One can form many other definitions. However, the most useful definition can be motivated by linear equations and linear transformations on vectors, which have numerous applications in applied mathematics, physics, and engineering. This definition is often called

*the*matrix product.^{[1]}^{[2]}In words, if**A**is an*n*× m*matrix and*m**B**is a*×*p*matrix, their matrix product*n ×**AB**is an*p*matrix, in which the*m*entries across the rows of**A**are multiplied with the*m*entries down the columns of**B**(the precise definition is below).This definition is not commutative, although it still retains the associative property and is distributive over entrywise addition of matrices. The identity element of the matrix product is the identity matrix (analogous to multiplying numbers by 1), and a square matrix may have an inverse matrix (analogous to the multiplicative inverse of a number). A consequence of the matrix product is determinant multiplicativity.

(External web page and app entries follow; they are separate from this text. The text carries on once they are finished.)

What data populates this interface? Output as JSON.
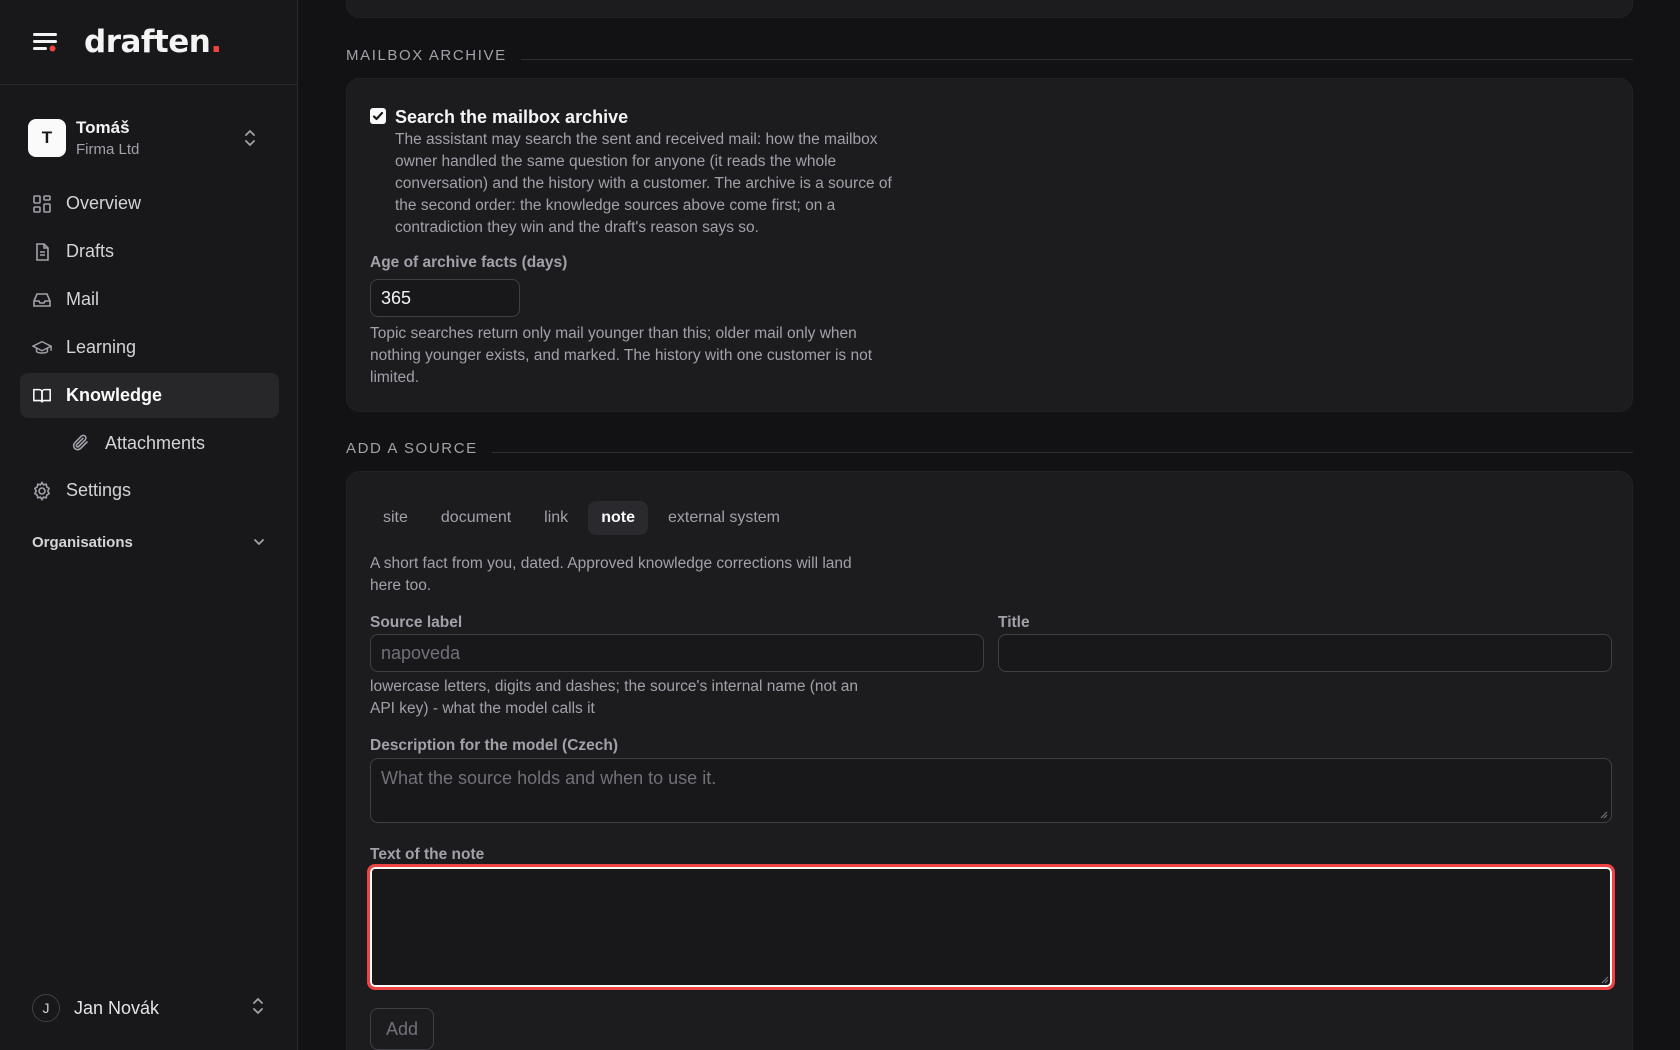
{
  "brand": {
    "logo": "draften",
    "logo_dot": "."
  },
  "org": {
    "initial": "T",
    "name": "Tomáš",
    "company": "Firma Ltd"
  },
  "nav": {
    "items": [
      {
        "label": "Overview",
        "icon": "grid-icon"
      },
      {
        "label": "Drafts",
        "icon": "document-icon"
      },
      {
        "label": "Mail",
        "icon": "inbox-icon"
      },
      {
        "label": "Learning",
        "icon": "graduation-cap-icon"
      },
      {
        "label": "Knowledge",
        "icon": "book-open-icon",
        "active": true
      },
      {
        "label": "Attachments",
        "icon": "paperclip-icon",
        "sub": true
      },
      {
        "label": "Settings",
        "icon": "gear-icon"
      }
    ],
    "organisations_label": "Organisations"
  },
  "user": {
    "initial": "J",
    "name": "Jan Novák"
  },
  "archive": {
    "section_title": "MAILBOX ARCHIVE",
    "checkbox_label": "Search the mailbox archive",
    "checked": true,
    "description": "The assistant may search the sent and received mail: how the mailbox owner handled the same question for anyone (it reads the whole conversation) and the history with a customer. The archive is a source of the second order: the knowledge sources above come first; on a contradiction they win and the draft's reason says so.",
    "age_label": "Age of archive facts (days)",
    "age_value": "365",
    "age_help": "Topic searches return only mail younger than this; older mail only when nothing younger exists, and marked. The history with one customer is not limited."
  },
  "add_source": {
    "section_title": "ADD A SOURCE",
    "tabs": [
      {
        "label": "site"
      },
      {
        "label": "document"
      },
      {
        "label": "link"
      },
      {
        "label": "note",
        "active": true
      },
      {
        "label": "external system"
      }
    ],
    "tab_description": "A short fact from you, dated. Approved knowledge corrections will land here too.",
    "source_label_label": "Source label",
    "source_label_placeholder": "napoveda",
    "title_label": "Title",
    "title_value": "",
    "source_label_help": "lowercase letters, digits and dashes; the source's internal name (not an API key) - what the model calls it",
    "description_label": "Description for the model (Czech)",
    "description_placeholder": "What the source holds and when to use it.",
    "note_label": "Text of the note",
    "note_value": "",
    "add_button": "Add"
  },
  "colors": {
    "accent": "#ef4444",
    "background": "#121214",
    "card": "#1c1c1f",
    "sidebar": "#18181b"
  }
}
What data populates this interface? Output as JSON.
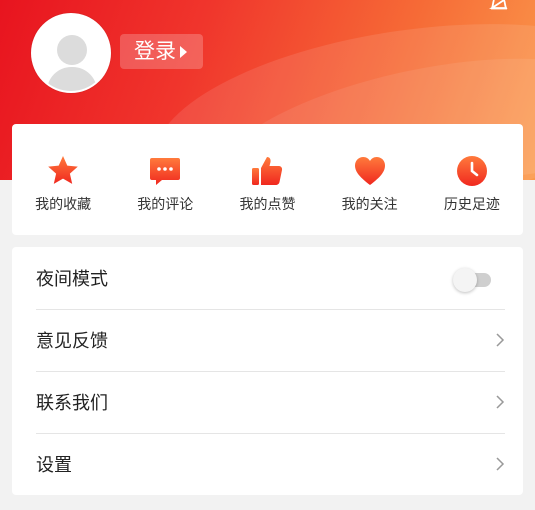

The matrix product is an important operation in linear transformations, matrix groups, and the theory of group representations and irreps.

Computing matrix products is both a central operation in many numerical algorithms and potentially time consuming, making it one of the most well-studied problems in numerical computing. Various algorithms have been devised for computing

**C**= AB**, especially for large matrices.****This article will use the following notational conventions: matrices are represented by capital letters in bold, e.g.**A**, vectors in lowercase bold, e.g.**a**, and entries of vectors and matrices are italic (since they are scalars), e.g.**A*A*and*a*. Index notation is often the clearest way to express definitions, and is used as standard in the literature. The*i, j*entry of matrix**is indicated by (**A)_{ij}or*A*_{ij}, whereas a numerical label (not matrix entries) on a collection of matrices is subscripted only, e.g.**A**_{1},**A**_{2}, etc.

- In mathematics,

- ↑ R.G. Lerner, G.L. Trigg (1991).
*Encyclopaedia of Physics*(2nd ed.). VHC publishers. ISBN 3-527-26954-1. - ↑ C.B. Parker (1994).
*McGraw Hill Encyclopaedia of Physics*(2nd ed.). ISBN 0-07-051400-3.

### 1999

- (Cohen & Lewis, 1999) ⇒ Edith Cohen, and David D. Lewis. (1999). “Approximating Matrix Multiplication for Pattern Recognition Tasks.” In: Journal of Algorithms, 30(2).
- ABSTRACT: Many pattern recognition tasks, including estimation, classification, and the finding of similar objects, make use of linear models. The fundamental operation in such tasks is the computation of the dot product between a query vector and a large database of instance vectors. Often we are interested primarily in those instance vectors which have high dot products with the query. We present a random sampling based algorithm that enables us to identify, for any given query vector, those instance vectors which have large dot products, while avoiding explicit computation of all dot products. We provide experimental results that demonstrate considerable speedups for text retrieval tasks. Our approximate matrix multiplication algorithm is applicable to products of k ≥ 2 matrices and is of independent interest. Our theoretical and experimental analysis demonstrates that in many scenarios, our method dominates standard matrix multiplication.